Leanor Boulin Johnson had to hold on to the bookcase, she says, the day she read her first sociological study on black families. She was upset.

The study seemed clearly biased - calling black families pathological because they didn't fit a white researcher's notion of normal.Now Johnson is a sociologist herself. She teaches at Arizona State University in Tempe and has received a Ford Foundation research grant.

As the featured speaker at African-American month celebration at the University of Utah, Johnson spoke this week about black families.

"In 1986, 200,000 people gathered in Washington, D.C., to salute black families," she said. "Not to protest. To celebrate.

"What's there to celebrate?" Johnson asked her audience.

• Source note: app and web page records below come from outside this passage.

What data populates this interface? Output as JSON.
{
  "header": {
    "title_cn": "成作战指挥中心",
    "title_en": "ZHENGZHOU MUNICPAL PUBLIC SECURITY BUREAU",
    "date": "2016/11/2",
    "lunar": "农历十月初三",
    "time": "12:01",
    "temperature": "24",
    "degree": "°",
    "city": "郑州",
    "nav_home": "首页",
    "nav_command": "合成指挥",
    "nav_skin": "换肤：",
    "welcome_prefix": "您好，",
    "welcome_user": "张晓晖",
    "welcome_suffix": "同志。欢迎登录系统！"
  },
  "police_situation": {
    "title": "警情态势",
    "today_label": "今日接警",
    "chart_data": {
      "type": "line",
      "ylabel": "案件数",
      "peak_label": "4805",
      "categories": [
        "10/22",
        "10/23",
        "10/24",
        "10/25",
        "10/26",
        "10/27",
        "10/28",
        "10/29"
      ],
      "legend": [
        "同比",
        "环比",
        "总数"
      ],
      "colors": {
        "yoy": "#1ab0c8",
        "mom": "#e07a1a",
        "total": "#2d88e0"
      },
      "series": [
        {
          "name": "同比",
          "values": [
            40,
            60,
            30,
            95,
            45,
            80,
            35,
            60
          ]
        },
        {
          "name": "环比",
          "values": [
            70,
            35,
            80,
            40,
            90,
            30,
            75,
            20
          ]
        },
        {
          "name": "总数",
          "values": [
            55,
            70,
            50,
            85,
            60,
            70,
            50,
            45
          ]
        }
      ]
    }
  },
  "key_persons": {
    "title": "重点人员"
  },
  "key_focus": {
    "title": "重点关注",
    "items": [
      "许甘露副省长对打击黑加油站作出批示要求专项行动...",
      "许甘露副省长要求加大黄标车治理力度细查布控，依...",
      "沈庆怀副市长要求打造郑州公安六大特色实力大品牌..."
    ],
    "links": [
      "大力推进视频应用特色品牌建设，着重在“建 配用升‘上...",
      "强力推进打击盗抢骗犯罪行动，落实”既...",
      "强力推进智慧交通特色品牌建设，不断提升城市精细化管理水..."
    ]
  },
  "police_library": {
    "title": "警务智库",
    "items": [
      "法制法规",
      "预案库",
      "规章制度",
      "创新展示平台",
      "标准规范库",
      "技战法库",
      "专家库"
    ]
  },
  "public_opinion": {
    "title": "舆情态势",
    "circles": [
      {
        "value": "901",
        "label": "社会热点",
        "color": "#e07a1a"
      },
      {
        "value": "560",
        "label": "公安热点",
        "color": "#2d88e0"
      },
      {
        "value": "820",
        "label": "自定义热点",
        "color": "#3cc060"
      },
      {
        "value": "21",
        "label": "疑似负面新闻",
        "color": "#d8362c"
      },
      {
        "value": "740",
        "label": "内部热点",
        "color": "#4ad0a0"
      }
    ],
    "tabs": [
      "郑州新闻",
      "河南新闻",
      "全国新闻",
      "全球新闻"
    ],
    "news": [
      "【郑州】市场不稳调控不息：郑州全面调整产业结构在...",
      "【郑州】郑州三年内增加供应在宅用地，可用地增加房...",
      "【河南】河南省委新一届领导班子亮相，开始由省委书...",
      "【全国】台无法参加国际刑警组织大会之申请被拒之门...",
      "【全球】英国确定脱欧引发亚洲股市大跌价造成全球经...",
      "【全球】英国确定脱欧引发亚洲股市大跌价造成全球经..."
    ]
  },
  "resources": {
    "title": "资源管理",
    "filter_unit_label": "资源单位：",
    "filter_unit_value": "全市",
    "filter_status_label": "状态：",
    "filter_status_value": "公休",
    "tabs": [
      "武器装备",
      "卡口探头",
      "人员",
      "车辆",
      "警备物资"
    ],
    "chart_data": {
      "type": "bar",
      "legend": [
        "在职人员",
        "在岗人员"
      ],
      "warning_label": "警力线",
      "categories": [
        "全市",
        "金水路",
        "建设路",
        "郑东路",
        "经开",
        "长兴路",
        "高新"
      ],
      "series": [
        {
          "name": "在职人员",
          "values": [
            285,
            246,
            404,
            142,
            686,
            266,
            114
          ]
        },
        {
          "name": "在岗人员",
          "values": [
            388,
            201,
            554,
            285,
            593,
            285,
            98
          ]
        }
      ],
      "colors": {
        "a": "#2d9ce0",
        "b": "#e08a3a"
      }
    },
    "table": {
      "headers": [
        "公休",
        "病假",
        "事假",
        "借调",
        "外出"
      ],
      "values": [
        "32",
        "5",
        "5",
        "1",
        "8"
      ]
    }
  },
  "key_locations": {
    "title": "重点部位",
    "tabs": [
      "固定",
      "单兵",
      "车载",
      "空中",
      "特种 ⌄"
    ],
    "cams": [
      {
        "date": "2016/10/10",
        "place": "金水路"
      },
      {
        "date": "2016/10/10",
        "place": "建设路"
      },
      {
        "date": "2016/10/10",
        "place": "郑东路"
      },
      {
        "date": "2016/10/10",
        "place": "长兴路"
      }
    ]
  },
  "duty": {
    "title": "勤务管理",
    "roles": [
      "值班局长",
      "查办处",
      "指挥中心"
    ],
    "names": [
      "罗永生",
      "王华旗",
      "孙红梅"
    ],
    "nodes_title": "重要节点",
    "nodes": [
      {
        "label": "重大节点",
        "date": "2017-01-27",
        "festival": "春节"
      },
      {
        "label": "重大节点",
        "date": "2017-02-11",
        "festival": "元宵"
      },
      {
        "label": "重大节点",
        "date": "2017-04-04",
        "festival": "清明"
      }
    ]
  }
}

In the past, she said, scholars have told us there is nothing to celebrate. They cite higher teenage pregnancy rates, higher crime rates, higher poverty rates and higher rates of single mothers as proof that there is no such thing as a strong black family.

Johnson calls the early sociological studies, studies made from 1910 to the 1970s, "faulty scholarship."

Those early researchers thought they could suppress their own values and biases, she said. "Much of their scientific study was assumed to be value-free."

And Johnson had to grip the bookcase when she read the 1910 "scientific" conclusion that, "Negroes' bestial sexuality drives them . . . (without exception) . . . to be immoral."

Later researchers also made mistakes, she said, even though they didn't condemn a whole race as genetically immoral and even though some of them were black themselves.

E. Franklin Frazier was the father of black-family sociology, said Johnson. He too urged his blacks to accept white values. If they didn't, however, Frazier blamed poverty rather than genetics.

Frazier drew concentric circles on a map of the city of Chicago. His studies proved that his fellow blacks who lived in the suburbs were more like whites than were blacks who lived in the central city.

"He assumed that slavery had destroyed their own culture," Johnson said. By urging blacks to accept white values, Frazier arrived at the same conclusion as earlier researchers, Johnson said. The conclusion: Black families are pathological.

In the past 10 years, more and more sociologists have been studying black families from a position of "cultural relativity," said Johnson. They have taken into account linkage to African culture. They have taken into account the unique adaptation African-Americans have had to make throughout history.

And they have found, among the depressing statistics, reason for hope and celebration.

Recently, Noel Cazenave, Johnson said, found evidence that blacks retained African values in spite of slavery. "Just after slavery, in contrast to Southern whites, black cousins rarely married each other," said Johnson. What does that prove? They honored tribal cultures that prohibit cousins from marrying.

In Africa, religion and family were all-important. Johnson says religion and family continue to be the two strengths of African-American life. She spoke of churches fighting the war against crack. Of churches providing everything from day care to classes for young black fathers to geriatric services.

And as for black families, Johnson said, it's time to correct the stereotypes of lazy, uninvolved fathers and tough, emasculating mothers. Modern sociologists are finding family patterns that are more like tribal culture than like white European culture. In Africa ties of blood are stronger than ties of marriage.

When a couple marry, they live with the husband's extended family or with the wife's extended family. In most tribes there is no such thing as an orphan. If parents die, other relatives raise the children.

In America, researchers are finding, the tradition continues. Black families are more likely than whites to take in distant relatives. "We have the ability to absorb our own," Johnson said. That's a strength.

New studies show that black fathers value the companionship of their children. To them, that's what being a father is about.

White fathers, those who are a product of European cultures, tend to see their primary role as breadwinner and disciplinarian. Johnson said society ought to be giving black fathers credit for choosing to be warmer, less macho fathers.

But we don't, she said. Even black fathers buy into the stereotypes about blacks. Johnson cites a new study that shows the typical black man thinks he, himself, is a good father, but believes black men in general are bad fathers.

"The nuclear family has only limited and partial relevance for blacks," Johnson said. When we stop calling white nuclear families "normal" we might come to appreciate the good things about black families.

We might appreciate what black churches are doing - without government funding. We might start to see female heads of households as a productive and stablizing force, she said. We might value black men as fathers.

"How many of you even knew that 200,000 people gathered to celebrate black families in 1986?" Boulin asked. (Two people in her audience raised their hands.)

She concluded, "It was not, I say not, a protest. It was a celebration."